The library is encouraged to include a disclaimer providing details related to the monitoring of network activity on all training materials, acceptable use policies, and other public documents. (A sample statement is included on the next page; it is provided for illustrative purposes only. Be sure to have the library's legal counsel review and approve all such statements before adopting them for use.) The disclaimer works in tandem with the custom logon banner recommended in the Network Security Checklist (a sample is provided in Chapter 8 on pages 98-99) to notify patrons that not all uses of the network are anonymous or welcomed.
Use of the Library network is a privilege, not a right. All network activity is monitored for illegal and unauthorized use. While the Library keeps no permanent records of particular materials viewed by patrons, any attempts to access restricted services are noted. The Library reserves the right to refuse service to anyone engaged in illegal or unauthorized activity as specified in its Security Policy and its Acceptable Use Policy.
Specifically, the following actions are monitored:
- all attempts to access the Administrator account
- attempts to access restricted areas of the network server or local workstations
- attempts to copy unauthorized software or utilities onto a server or local workstation
- attempts to run unauthorized software or utilities stored on a server, a local workstation, or on a personal diskette
- public workstations are configured to operate without providing access to a "command line" (also called a DOS session). Patrons observed running a DOS session will be considered to be running unauthorized software.
- Other actions (as they are identified) harmful to the provision of network services to all patrons.
When confirmed by library staff, unauthorized attempts to access restricted resources, whether successful or unsuccessful, shall result in loss of privilege as indicated by policy.
There may be other activities that need to be monitored. However, given the library's need to protect its patrons' privacy in their use of resources, such activities are anywhere from difficult to impossible to monitor. These activities include, but are not limited to:
sending threatening or harassing e-mail to others,
to the President of the United States (possible)
to any prominent person (very difficult)
or any other Internet user (next to impossible)
using chat or other multi-person communication resources in an illegal way (almost impossible)
breaking into government or banking networks (difficult)
If these activities are an extreme concern, the only common, practical method for most libraries to use in restricting them is filtering software, although it is also possible to limit access through the router, firewall, or ISP's connection. For many libraries this is an untenable solution.
Like most training, staff and patrons need to be taught these guidelines and rules of conduct as soon as the network is functional. This means planning an orientation session and software training.

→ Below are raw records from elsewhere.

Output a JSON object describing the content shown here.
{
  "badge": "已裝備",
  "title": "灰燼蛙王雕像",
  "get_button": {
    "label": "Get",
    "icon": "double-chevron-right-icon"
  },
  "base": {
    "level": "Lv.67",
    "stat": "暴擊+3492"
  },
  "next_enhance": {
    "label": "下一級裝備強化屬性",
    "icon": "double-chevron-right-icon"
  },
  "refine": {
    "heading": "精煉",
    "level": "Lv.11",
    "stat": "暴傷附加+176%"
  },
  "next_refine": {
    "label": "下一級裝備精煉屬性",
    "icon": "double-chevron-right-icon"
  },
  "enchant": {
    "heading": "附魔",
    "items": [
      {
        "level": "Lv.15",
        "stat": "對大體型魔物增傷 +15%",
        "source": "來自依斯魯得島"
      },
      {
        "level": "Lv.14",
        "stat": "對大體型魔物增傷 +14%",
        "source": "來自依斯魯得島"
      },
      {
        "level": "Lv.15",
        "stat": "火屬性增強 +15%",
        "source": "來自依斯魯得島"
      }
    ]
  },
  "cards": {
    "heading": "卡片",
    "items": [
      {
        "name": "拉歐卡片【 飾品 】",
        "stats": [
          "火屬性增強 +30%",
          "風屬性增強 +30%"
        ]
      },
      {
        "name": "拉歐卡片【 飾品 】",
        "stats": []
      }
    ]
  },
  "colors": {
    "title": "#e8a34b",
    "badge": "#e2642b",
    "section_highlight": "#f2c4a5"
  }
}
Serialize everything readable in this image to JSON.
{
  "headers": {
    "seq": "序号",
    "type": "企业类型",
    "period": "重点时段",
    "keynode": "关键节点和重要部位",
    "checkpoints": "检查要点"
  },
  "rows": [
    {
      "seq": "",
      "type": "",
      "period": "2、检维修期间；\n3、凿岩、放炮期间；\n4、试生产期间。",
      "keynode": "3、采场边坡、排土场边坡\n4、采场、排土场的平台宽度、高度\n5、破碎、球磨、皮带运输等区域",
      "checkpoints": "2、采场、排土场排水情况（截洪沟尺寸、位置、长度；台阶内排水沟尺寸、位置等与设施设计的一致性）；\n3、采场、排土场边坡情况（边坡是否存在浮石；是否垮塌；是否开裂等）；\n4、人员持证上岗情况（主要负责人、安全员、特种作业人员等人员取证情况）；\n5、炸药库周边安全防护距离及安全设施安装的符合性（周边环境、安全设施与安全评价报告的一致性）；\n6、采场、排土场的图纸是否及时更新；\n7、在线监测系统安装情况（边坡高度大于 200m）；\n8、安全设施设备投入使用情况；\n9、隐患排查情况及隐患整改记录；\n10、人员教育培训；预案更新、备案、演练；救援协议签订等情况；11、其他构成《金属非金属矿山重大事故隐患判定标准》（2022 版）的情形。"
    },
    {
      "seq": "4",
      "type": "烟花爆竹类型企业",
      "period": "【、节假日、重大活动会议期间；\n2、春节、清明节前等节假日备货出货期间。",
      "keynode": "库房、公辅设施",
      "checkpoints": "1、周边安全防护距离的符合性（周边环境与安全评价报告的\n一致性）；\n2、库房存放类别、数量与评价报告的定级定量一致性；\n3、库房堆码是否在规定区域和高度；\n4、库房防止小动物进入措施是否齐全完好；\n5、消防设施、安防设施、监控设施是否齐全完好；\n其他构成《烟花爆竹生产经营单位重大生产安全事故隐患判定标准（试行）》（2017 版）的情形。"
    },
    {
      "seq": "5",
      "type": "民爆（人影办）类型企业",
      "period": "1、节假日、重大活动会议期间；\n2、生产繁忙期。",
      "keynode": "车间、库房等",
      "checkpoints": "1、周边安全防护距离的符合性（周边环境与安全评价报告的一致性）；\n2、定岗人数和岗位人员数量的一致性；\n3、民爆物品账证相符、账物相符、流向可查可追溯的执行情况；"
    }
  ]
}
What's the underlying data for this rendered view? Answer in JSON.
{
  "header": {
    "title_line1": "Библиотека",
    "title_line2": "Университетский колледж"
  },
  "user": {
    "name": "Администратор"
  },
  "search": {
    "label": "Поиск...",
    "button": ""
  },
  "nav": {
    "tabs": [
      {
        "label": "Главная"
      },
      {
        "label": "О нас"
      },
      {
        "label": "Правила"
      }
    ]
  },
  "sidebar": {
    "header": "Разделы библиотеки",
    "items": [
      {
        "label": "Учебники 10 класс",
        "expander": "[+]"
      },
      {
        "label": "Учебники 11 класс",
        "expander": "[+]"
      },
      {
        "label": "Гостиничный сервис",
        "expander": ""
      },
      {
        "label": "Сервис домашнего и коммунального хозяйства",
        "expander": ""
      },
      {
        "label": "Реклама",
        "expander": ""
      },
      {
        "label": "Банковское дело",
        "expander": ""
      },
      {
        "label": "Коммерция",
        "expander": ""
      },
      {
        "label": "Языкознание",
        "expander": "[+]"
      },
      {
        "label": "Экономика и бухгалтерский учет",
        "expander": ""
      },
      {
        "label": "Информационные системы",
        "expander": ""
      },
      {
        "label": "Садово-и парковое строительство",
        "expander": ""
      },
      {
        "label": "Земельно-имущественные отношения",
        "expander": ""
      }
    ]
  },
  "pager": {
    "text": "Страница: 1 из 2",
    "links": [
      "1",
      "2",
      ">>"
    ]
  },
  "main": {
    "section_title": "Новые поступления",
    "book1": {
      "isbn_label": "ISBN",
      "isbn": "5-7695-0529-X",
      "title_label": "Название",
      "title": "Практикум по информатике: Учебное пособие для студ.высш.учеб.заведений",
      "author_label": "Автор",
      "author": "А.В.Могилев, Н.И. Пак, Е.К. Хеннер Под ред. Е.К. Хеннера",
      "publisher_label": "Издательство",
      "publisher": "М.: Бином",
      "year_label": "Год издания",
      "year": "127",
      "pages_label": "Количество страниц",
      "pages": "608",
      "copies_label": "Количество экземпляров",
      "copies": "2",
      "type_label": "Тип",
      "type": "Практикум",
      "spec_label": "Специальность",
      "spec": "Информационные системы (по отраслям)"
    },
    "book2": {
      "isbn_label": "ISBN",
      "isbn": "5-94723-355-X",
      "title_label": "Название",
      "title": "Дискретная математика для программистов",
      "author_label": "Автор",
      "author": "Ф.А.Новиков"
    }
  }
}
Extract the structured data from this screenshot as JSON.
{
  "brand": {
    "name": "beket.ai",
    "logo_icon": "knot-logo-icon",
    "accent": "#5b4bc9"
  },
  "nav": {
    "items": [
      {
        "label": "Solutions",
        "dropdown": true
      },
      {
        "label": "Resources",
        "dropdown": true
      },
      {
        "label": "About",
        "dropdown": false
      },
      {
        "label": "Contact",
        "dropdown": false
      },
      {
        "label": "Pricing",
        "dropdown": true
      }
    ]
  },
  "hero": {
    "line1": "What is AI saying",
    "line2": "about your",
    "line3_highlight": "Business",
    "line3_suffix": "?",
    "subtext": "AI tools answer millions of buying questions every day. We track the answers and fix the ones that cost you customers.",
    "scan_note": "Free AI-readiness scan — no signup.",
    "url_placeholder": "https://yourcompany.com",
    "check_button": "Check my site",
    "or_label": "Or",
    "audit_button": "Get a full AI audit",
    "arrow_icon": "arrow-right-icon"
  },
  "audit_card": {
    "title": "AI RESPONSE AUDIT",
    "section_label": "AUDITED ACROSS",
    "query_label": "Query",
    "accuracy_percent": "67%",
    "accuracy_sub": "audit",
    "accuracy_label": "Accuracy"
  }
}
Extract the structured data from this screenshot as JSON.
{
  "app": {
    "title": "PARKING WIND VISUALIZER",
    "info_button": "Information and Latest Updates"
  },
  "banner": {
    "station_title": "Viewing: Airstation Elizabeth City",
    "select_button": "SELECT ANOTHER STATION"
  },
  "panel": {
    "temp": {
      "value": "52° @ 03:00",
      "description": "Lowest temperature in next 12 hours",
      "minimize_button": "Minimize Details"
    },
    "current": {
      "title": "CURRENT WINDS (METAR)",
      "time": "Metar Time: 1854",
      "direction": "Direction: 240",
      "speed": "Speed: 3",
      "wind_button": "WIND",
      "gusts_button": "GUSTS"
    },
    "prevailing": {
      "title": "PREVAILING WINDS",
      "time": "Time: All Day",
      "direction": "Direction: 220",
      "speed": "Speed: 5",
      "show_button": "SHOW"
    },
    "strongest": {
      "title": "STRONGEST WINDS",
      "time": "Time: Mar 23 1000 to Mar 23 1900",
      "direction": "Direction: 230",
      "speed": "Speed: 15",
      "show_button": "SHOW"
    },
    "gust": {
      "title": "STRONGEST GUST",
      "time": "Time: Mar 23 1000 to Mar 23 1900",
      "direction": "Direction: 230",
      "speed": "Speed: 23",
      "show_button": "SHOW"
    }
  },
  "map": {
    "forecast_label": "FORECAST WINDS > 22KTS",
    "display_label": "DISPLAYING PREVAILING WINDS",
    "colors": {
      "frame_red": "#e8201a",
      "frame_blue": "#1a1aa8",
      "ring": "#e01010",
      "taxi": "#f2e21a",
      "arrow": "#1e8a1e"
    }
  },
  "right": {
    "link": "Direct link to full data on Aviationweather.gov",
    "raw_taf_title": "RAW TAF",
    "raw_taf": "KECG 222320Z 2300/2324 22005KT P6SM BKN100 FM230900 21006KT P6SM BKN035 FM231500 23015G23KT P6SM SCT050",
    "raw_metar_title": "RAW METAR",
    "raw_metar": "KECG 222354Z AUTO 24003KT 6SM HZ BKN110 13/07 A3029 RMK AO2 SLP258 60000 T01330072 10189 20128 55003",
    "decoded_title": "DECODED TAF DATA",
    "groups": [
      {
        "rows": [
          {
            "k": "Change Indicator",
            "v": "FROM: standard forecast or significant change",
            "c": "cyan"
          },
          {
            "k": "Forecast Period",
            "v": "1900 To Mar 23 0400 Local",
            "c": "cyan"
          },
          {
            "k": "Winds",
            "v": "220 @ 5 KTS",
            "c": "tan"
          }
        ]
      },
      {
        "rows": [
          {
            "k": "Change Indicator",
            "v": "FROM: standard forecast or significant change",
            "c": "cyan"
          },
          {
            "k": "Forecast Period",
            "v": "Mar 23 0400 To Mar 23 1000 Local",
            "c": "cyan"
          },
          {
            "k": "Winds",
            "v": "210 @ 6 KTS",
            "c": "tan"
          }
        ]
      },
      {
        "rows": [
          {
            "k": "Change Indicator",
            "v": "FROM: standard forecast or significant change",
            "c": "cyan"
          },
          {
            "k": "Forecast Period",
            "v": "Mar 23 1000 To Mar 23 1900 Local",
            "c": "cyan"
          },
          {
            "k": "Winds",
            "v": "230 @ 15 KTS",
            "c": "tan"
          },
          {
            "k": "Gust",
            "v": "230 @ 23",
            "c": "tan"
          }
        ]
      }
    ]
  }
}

Optimally, the training plan needs to be developed well before the network implementation.
If the network is already operational when security topics are addressed, an orientation and "re-certification" of user access is recommended.
For public users, the orientation session and software training can be combined and be presented in small groups at scheduled times.